Task to carry out: The answer must consist of every line in the data below that holds the word "metropolisa".

Task material:

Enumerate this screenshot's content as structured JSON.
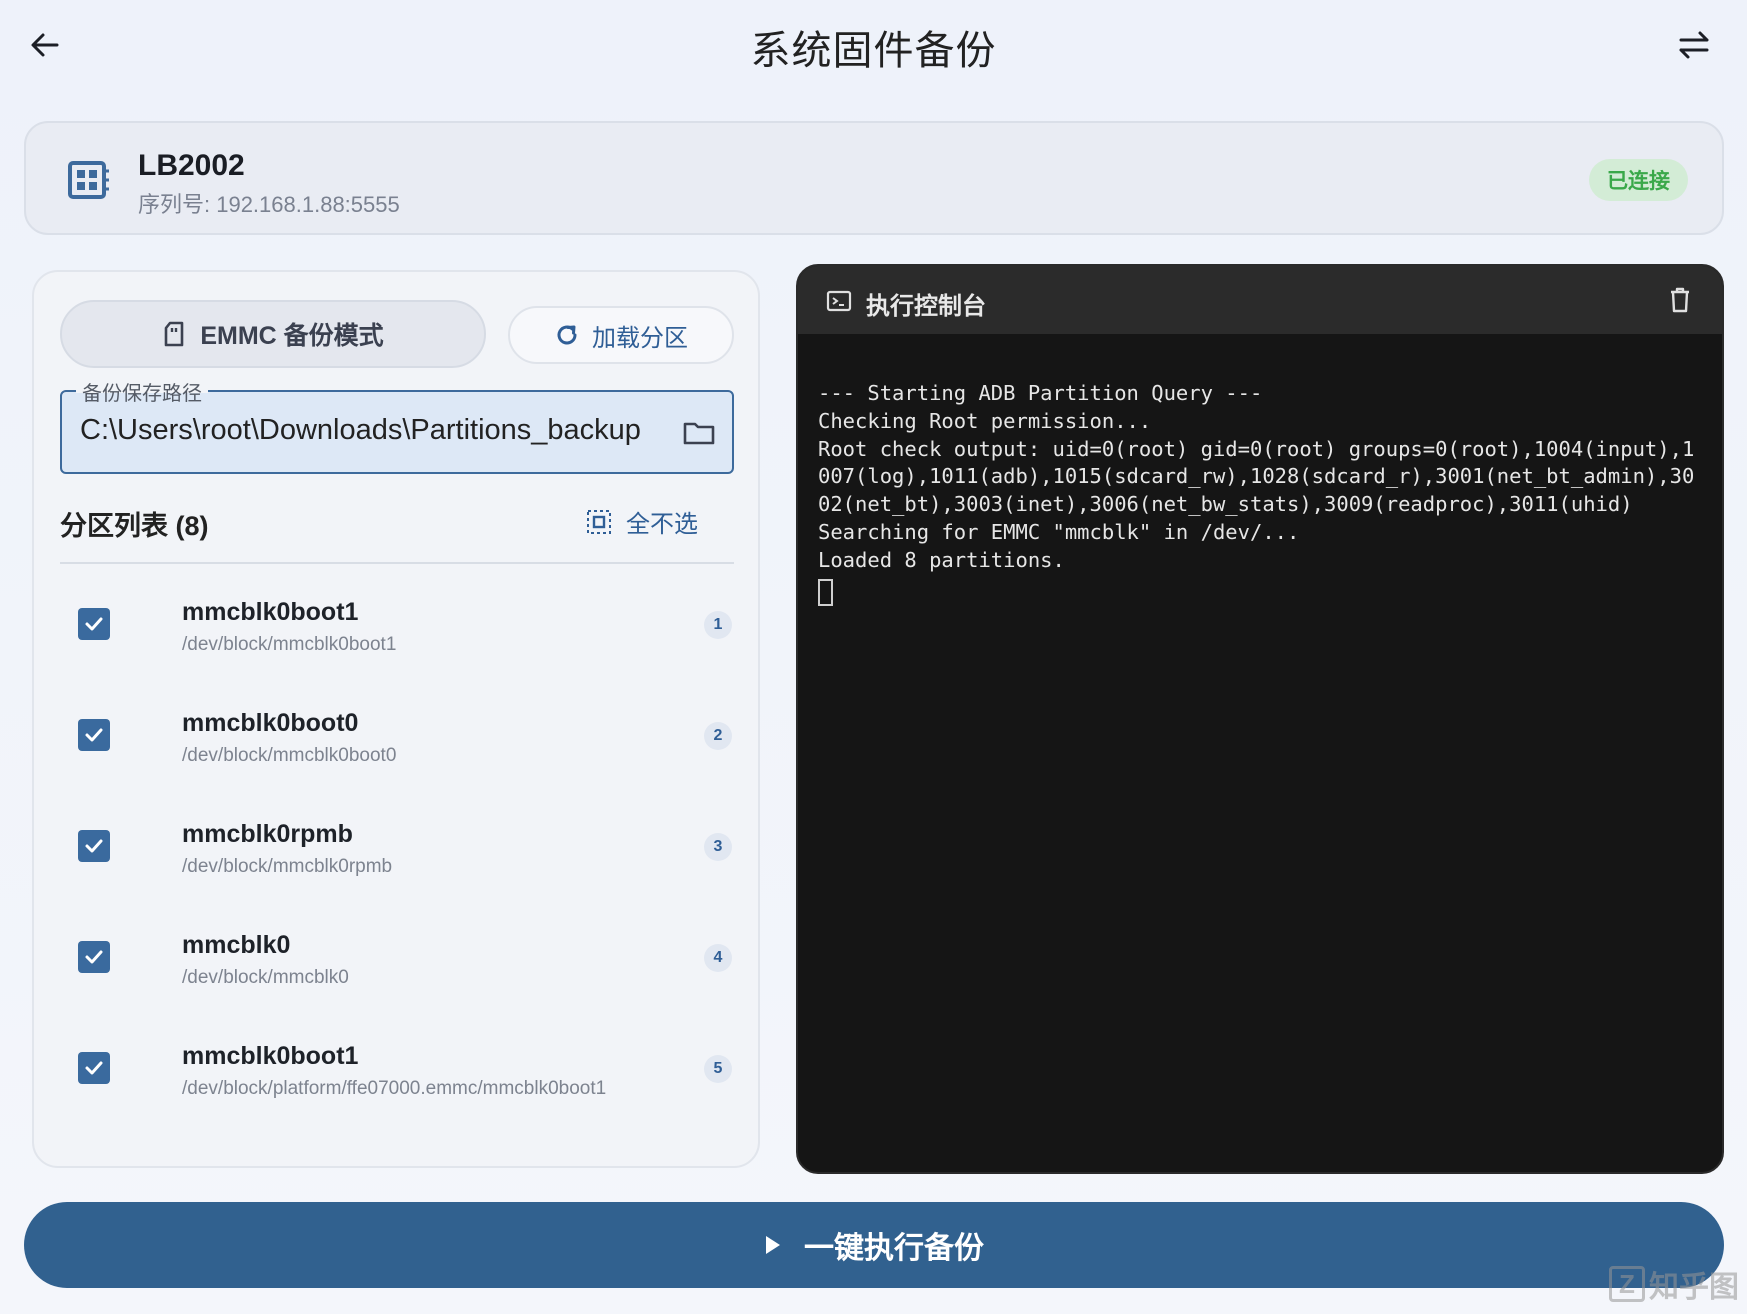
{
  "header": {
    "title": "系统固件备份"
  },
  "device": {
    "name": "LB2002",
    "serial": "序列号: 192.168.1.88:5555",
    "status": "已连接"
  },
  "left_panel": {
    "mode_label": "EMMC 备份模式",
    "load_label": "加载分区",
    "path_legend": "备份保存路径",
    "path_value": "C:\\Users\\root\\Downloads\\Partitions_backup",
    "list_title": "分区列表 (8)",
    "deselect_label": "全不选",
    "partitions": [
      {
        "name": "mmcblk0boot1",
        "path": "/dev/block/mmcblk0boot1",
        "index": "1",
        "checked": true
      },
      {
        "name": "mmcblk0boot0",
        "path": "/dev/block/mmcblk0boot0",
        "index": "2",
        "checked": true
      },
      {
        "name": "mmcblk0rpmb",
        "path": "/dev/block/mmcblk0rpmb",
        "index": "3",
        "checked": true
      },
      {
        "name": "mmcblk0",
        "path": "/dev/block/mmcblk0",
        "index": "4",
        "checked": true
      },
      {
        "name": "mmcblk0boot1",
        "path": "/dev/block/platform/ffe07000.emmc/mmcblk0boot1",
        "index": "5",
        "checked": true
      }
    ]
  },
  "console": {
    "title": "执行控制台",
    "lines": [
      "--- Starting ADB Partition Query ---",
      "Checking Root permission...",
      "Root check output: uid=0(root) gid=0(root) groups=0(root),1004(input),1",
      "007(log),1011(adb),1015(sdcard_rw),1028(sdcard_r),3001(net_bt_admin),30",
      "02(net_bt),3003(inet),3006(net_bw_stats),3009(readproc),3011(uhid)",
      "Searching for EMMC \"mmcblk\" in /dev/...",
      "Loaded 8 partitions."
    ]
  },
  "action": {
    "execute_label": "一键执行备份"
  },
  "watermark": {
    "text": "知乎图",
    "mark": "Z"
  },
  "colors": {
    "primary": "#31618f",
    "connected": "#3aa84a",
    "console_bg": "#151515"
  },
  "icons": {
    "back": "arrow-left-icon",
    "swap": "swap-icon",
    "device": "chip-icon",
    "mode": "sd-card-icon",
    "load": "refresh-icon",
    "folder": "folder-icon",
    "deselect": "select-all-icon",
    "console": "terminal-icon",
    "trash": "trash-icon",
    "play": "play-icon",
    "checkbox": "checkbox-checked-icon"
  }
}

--

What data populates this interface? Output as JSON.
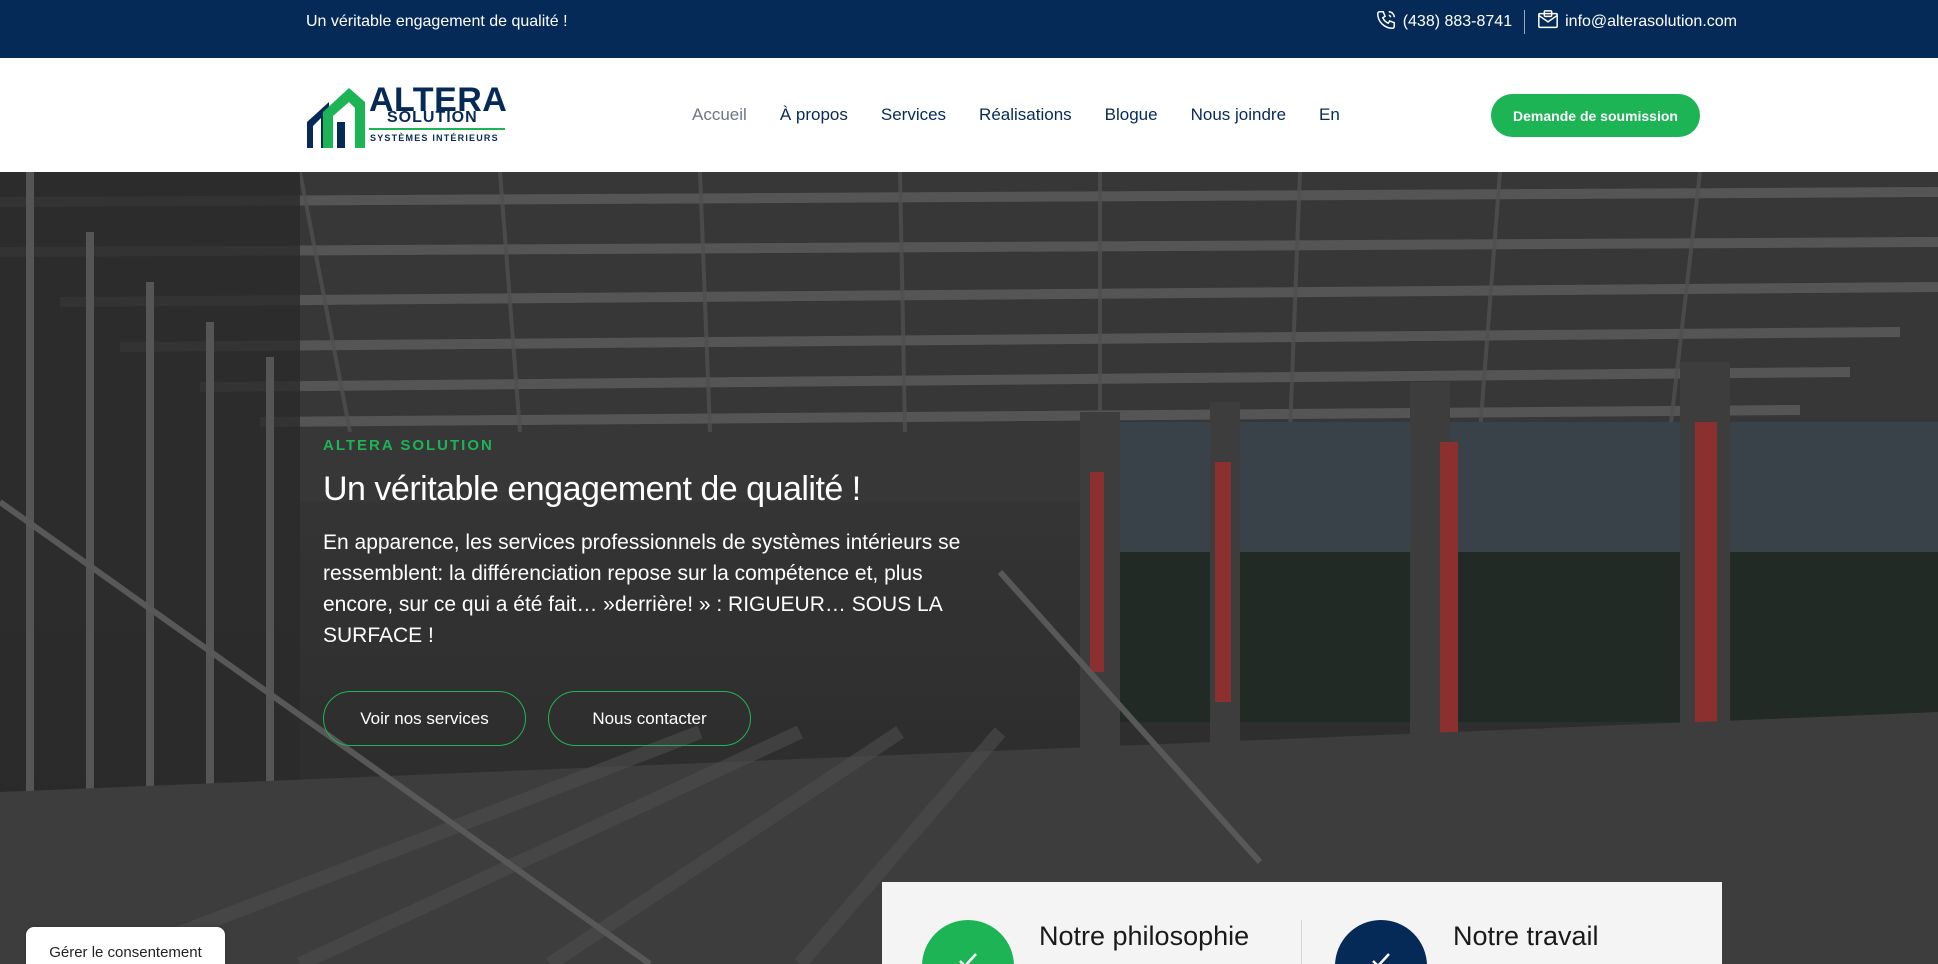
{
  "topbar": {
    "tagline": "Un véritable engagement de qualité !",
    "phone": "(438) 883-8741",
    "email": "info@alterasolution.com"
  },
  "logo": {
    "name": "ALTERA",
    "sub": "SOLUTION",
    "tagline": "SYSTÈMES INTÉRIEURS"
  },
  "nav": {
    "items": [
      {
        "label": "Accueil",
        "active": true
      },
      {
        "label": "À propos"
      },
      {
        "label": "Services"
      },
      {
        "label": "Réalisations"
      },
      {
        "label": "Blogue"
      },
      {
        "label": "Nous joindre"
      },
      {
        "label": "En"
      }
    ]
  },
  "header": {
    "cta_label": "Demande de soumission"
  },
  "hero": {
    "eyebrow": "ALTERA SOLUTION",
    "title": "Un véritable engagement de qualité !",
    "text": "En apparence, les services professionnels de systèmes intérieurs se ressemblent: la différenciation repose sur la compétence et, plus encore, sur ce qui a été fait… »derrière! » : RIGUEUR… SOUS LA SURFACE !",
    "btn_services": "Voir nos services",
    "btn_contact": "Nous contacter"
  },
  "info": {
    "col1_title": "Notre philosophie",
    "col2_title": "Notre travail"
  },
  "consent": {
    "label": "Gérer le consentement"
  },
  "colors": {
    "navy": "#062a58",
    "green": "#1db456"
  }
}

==

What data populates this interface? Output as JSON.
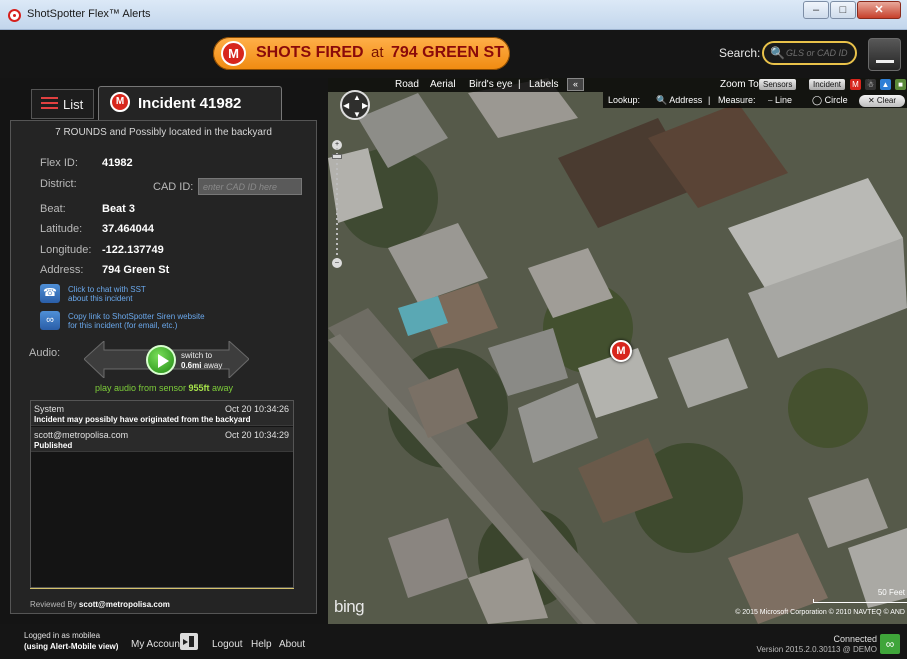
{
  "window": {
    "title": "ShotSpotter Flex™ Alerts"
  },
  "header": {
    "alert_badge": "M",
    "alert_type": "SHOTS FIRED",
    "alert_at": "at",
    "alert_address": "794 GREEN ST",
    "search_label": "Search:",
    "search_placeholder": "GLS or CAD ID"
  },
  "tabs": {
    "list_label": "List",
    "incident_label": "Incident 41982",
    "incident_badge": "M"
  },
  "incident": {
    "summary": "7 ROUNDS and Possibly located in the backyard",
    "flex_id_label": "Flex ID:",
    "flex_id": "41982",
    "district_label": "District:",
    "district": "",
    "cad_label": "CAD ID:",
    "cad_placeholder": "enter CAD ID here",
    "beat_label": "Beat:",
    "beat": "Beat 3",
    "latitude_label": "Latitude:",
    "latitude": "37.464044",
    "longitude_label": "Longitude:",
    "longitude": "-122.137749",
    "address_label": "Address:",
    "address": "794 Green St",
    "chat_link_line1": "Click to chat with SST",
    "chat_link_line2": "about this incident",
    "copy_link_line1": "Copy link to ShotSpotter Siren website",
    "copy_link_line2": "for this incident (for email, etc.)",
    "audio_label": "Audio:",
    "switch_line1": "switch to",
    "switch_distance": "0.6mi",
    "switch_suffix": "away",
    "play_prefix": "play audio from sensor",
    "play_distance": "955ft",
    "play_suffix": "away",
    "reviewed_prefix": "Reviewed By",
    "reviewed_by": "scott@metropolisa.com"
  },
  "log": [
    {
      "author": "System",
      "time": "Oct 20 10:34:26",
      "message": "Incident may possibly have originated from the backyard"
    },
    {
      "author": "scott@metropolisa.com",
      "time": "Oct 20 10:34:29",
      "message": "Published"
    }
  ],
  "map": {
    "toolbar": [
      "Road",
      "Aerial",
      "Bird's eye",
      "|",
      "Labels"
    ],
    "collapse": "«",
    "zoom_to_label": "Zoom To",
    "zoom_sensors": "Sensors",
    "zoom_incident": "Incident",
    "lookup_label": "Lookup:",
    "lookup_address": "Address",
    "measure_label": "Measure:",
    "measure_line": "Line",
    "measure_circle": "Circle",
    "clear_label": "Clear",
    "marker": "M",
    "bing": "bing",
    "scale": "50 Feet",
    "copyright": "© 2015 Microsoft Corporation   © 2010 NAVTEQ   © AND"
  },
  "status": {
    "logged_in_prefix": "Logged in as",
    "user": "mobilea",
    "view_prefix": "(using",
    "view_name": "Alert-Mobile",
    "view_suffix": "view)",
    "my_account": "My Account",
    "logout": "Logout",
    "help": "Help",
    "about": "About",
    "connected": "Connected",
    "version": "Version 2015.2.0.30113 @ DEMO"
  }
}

Solution below:
    "reviewed_by": "scott@metropolisa.com"
      "author": "scott@metropolisa.com",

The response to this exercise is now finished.